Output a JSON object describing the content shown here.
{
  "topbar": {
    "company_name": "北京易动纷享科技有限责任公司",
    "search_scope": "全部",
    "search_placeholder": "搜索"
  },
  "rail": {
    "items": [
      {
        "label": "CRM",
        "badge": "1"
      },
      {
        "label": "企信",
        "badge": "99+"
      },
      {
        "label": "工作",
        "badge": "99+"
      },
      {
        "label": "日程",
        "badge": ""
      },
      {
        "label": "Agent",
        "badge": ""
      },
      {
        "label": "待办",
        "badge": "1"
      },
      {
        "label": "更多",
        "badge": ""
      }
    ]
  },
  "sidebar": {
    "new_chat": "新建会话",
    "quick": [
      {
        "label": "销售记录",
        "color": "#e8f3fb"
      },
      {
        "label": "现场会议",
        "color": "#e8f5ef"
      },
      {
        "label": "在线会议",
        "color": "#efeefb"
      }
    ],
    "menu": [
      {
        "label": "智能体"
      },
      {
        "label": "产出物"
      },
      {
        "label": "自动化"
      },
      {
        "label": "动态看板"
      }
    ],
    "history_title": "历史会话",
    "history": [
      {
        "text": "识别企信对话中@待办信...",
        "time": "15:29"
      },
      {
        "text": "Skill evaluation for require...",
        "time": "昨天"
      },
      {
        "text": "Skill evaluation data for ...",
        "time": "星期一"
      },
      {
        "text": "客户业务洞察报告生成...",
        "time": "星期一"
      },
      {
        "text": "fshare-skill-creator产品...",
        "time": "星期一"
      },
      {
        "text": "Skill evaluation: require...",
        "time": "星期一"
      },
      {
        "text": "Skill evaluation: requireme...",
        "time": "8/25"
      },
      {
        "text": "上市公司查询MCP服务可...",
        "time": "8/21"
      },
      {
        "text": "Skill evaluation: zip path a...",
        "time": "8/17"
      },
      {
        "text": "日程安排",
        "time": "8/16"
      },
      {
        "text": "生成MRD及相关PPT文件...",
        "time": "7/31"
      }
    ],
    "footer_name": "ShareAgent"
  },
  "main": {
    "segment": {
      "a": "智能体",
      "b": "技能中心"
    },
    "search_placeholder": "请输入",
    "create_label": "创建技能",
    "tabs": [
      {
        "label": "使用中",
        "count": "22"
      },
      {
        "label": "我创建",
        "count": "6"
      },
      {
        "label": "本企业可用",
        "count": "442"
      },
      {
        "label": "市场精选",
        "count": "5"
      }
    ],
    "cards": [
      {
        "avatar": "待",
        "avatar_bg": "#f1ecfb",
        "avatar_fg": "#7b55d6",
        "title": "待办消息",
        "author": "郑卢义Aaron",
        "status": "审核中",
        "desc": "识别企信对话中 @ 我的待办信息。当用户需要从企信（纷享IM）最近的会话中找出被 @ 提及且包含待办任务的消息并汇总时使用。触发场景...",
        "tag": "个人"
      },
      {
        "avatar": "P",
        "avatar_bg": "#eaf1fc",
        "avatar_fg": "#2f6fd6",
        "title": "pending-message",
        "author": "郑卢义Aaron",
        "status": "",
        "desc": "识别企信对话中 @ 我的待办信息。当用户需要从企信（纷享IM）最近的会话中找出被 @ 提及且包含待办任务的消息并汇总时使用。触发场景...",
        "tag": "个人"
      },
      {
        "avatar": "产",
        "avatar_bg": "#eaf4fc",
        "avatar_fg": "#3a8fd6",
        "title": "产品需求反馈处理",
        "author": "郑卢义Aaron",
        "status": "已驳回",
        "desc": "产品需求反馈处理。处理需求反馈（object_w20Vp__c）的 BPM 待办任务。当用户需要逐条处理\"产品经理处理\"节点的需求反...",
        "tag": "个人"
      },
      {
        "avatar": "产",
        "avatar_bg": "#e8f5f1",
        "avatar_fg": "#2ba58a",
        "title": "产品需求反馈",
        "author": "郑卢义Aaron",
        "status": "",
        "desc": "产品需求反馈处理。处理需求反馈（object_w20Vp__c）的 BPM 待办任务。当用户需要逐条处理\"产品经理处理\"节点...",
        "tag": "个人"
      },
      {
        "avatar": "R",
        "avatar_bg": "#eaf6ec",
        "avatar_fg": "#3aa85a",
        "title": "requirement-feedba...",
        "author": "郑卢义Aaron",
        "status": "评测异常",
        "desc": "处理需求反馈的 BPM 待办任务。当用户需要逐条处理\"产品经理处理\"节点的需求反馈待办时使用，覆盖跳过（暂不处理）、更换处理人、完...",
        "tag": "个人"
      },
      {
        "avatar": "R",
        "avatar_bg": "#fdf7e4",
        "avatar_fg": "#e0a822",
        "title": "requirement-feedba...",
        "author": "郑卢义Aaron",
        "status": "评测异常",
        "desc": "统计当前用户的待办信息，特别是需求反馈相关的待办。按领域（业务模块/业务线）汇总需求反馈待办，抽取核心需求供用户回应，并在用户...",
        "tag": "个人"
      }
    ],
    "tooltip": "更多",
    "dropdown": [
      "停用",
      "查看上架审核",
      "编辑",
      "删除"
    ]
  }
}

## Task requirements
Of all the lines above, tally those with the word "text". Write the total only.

## Reply
11